On 27 January 2015 at 16:14:31, Dave Taht (dave.taht@gmail.com(mailto:dave.taht@gmail.com)) wrote:
> On Tue, Jan 27, 2015 at 4:01 PM, Nathan Ward wrote:
> > 464XLAT is, from what I can see, impacted by the same flaws as DS-Lite. I
> > haven’t followed it as closely as I did DS-Lite though, I’ll admit.
> >
> > My understanding is that both require support on CPE, and neither reduce the
> > CGN requirements in the ISP.
> >
> > The benefit seems to be that you only need to run IPv6 in your access
> > network.
> >
> > I’d be surprised if any providers in NZ have so much trouble running dual
> > stack that running v6 only is worth having to have CPE support.
> >
> > The hard bit about NZ is that a large number of people own their own CPE, so
> > upgrading software/replacing them with devices with support for new
> > protocols is hard. If you decide to roll 464XLAT or DS-Lite, you have an
> > interim state where you have some customers on the current native v4, and
> > some on the translated/tunnelled v4. How long that interim state persists is
> > anyone’s guess, and certainly sounds more complicated than just running v6
> > along side your existing native v4.
> I note that over the past 2 years openwrt added support for nearly every IPv6
> acquisition method out there, dslite, dhcpv6, 6over4 6to4, etc, etc. Did we miss
> one? The improvements are in Barrier Breaker and later.
> Native IPv6 support for cable "just works", in particular. The biggest
> pita is that comcast, at least, wants to give out prefixes with short
> lifetimes, and a lot of client gear, when used with ipv6, has been
> expecting permanent IP6 addrs. IPv6 prefix distribution, not so much
> ready for prime time yet, although the homenet working group converged
> on hnetd for a in-home prefix distribution protocol, it's still kind
> of rough.
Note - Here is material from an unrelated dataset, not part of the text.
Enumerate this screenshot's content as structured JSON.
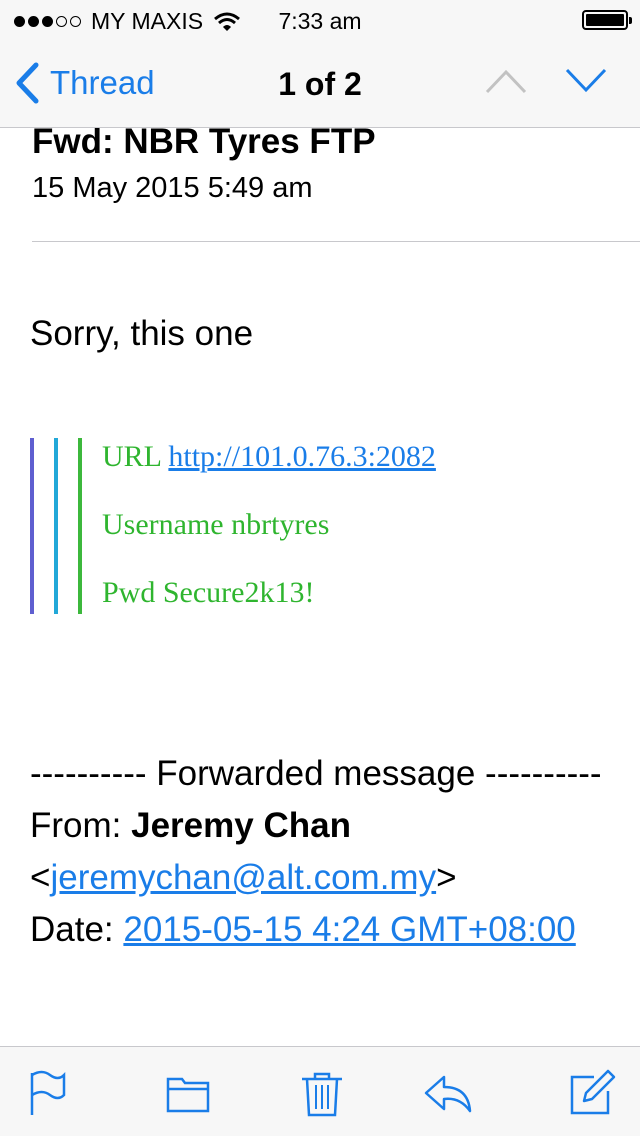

You get stable addressing (for internal use) from running ULA. Worth noting that the HNCP draft proposes just that.
Do you have devices that have IPv6 stacks that break when prefix lifetimes expire? What sort of devices are these?

It will be interesting to see how HNCP interacts with non-HNCP capable routers re. prefix delegation. Hopefully vendors can get implementations out there soon enough that any problems here won’t be too widespread, but maybe HNCP needs some thing to support delegating multiple prefixes to downstream non-HNCP devices.

I wonder how common home networks with multiple broadcast domains are, apart from those situation where the customer is provided with a “modem” and then goes and buys a “wireless router” to go on the back of it. Given the number of in-home applications that work with some sort of multicast/broadcast discovery these days, I imagine putting devices on separate broadcast domains doesn’t happen so much.

Nathan Ward